## WHAT IS BEING ASKED:
What is the number of lines in the listing below that include the string "Enter"? Answer with that number alone.

ENTRIES SUPPLIED below:

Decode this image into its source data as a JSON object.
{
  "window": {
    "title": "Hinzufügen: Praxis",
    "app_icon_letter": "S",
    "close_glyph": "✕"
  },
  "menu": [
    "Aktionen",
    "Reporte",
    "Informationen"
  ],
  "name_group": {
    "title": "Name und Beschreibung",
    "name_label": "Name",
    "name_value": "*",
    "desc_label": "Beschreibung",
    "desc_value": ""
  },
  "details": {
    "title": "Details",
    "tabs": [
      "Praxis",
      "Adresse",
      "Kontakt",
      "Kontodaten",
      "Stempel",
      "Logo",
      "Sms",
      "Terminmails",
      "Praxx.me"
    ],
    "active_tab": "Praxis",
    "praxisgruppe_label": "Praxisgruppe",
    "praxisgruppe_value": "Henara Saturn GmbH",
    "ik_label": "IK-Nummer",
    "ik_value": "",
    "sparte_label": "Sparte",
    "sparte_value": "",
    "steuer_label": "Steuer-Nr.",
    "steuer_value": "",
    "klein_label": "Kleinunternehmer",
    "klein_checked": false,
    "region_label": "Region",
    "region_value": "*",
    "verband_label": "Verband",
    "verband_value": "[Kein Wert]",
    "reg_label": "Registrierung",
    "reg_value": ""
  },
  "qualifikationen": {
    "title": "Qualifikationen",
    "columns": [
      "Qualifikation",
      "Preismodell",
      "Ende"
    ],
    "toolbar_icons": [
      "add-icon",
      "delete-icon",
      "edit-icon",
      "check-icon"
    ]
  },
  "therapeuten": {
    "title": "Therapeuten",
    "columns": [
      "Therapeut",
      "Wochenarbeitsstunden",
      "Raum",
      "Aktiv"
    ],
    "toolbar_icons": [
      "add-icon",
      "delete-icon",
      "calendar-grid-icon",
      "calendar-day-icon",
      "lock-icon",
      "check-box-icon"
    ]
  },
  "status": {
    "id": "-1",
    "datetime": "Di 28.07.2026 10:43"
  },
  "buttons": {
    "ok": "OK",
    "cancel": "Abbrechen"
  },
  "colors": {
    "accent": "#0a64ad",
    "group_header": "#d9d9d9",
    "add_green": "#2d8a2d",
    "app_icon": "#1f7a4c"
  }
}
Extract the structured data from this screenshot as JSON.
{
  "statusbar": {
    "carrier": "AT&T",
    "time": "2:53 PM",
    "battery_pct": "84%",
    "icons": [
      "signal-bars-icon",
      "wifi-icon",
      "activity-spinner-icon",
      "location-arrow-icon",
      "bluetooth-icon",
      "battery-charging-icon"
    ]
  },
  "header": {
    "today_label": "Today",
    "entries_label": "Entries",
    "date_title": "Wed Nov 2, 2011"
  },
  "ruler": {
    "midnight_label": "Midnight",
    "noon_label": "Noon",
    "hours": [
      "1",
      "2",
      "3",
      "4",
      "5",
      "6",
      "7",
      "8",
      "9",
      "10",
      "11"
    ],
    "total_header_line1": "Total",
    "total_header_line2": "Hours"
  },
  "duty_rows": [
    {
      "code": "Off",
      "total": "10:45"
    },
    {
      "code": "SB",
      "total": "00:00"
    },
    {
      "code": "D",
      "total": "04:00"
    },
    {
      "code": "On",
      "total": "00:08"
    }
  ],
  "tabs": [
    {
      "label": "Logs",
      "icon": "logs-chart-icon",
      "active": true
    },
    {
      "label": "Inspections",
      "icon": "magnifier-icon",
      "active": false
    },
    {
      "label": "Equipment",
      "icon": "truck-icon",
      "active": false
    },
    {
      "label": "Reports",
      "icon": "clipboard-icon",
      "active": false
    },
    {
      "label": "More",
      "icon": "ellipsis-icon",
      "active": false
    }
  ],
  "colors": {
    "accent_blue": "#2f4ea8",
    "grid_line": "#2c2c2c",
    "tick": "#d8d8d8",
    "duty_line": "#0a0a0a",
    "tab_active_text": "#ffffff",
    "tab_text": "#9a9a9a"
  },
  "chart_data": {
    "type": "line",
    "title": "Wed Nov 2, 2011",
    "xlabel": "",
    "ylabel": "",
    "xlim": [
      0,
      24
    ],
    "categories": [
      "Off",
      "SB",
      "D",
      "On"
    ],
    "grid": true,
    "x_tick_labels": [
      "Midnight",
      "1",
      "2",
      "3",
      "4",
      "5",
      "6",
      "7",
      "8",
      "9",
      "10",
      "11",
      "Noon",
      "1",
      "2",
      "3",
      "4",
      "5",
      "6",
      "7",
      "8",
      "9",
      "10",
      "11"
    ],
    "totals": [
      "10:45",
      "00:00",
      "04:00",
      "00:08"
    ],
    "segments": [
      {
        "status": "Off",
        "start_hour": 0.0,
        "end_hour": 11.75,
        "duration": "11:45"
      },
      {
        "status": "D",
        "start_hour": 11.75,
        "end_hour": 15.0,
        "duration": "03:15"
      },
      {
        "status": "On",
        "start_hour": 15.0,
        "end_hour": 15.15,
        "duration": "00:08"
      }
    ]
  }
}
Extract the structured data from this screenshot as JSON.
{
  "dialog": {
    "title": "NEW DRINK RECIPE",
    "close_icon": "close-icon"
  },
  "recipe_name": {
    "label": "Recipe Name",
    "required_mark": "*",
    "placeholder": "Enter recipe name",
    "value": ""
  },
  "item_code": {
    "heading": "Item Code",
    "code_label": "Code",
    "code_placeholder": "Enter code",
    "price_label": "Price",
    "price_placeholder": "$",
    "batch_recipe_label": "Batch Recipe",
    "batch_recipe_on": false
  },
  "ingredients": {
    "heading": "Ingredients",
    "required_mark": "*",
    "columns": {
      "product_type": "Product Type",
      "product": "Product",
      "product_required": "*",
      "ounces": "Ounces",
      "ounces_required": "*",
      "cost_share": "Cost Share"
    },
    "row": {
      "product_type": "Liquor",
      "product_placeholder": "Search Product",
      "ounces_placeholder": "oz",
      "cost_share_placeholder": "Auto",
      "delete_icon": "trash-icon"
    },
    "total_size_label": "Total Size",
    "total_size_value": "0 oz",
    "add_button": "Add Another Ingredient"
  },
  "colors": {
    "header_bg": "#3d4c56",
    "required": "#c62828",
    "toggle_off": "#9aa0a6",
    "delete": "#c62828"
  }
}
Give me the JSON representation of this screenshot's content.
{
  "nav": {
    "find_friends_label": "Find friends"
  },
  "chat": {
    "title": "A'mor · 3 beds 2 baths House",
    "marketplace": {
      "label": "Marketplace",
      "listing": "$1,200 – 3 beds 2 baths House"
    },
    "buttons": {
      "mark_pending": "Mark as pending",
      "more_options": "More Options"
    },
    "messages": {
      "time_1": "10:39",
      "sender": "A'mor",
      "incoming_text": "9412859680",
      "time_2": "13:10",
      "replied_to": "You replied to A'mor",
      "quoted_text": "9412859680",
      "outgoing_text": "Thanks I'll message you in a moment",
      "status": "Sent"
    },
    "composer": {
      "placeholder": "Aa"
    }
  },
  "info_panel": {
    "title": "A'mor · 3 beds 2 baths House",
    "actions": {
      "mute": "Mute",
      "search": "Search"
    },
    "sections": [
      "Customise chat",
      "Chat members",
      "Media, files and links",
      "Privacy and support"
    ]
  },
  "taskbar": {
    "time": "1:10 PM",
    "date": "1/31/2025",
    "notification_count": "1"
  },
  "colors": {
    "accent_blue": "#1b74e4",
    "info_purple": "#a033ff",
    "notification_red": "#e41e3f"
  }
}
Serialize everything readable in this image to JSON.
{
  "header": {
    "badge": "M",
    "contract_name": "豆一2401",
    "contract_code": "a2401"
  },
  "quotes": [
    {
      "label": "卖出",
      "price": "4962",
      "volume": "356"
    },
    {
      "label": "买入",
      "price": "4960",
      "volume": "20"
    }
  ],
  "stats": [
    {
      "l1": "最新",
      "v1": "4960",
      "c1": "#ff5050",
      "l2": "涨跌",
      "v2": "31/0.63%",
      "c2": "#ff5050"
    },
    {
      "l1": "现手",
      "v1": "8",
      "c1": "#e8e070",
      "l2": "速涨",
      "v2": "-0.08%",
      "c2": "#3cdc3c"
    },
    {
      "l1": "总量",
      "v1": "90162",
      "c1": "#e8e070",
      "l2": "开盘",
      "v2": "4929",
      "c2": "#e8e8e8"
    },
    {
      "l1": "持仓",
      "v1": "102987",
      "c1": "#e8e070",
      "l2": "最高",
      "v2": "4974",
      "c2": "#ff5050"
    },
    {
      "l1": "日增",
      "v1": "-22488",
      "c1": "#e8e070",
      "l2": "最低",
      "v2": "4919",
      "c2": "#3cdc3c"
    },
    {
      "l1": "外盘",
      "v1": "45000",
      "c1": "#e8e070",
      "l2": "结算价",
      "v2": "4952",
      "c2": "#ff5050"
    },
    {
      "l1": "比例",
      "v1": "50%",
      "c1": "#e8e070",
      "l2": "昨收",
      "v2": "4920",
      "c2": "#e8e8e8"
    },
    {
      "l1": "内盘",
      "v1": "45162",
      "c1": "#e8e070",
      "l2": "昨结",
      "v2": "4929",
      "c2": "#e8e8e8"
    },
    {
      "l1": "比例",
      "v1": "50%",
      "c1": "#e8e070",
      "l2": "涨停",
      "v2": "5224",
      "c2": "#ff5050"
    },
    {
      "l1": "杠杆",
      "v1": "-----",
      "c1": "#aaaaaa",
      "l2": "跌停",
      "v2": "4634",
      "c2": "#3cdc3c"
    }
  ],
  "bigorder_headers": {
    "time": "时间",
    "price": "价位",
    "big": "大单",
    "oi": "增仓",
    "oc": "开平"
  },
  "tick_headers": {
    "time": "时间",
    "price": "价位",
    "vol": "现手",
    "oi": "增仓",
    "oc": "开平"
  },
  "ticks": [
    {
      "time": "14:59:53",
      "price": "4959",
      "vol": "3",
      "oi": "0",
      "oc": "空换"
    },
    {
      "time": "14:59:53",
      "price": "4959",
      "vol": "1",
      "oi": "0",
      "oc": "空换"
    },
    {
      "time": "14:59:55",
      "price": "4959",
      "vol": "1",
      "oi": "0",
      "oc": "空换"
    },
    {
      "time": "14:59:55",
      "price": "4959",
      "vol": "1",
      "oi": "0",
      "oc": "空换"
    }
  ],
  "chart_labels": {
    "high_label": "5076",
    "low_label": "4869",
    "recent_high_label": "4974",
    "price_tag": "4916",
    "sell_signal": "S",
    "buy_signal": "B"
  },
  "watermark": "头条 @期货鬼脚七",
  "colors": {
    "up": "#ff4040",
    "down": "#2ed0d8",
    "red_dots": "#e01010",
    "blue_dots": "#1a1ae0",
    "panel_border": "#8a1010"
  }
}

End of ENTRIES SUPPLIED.

## RESULT BELOW:
2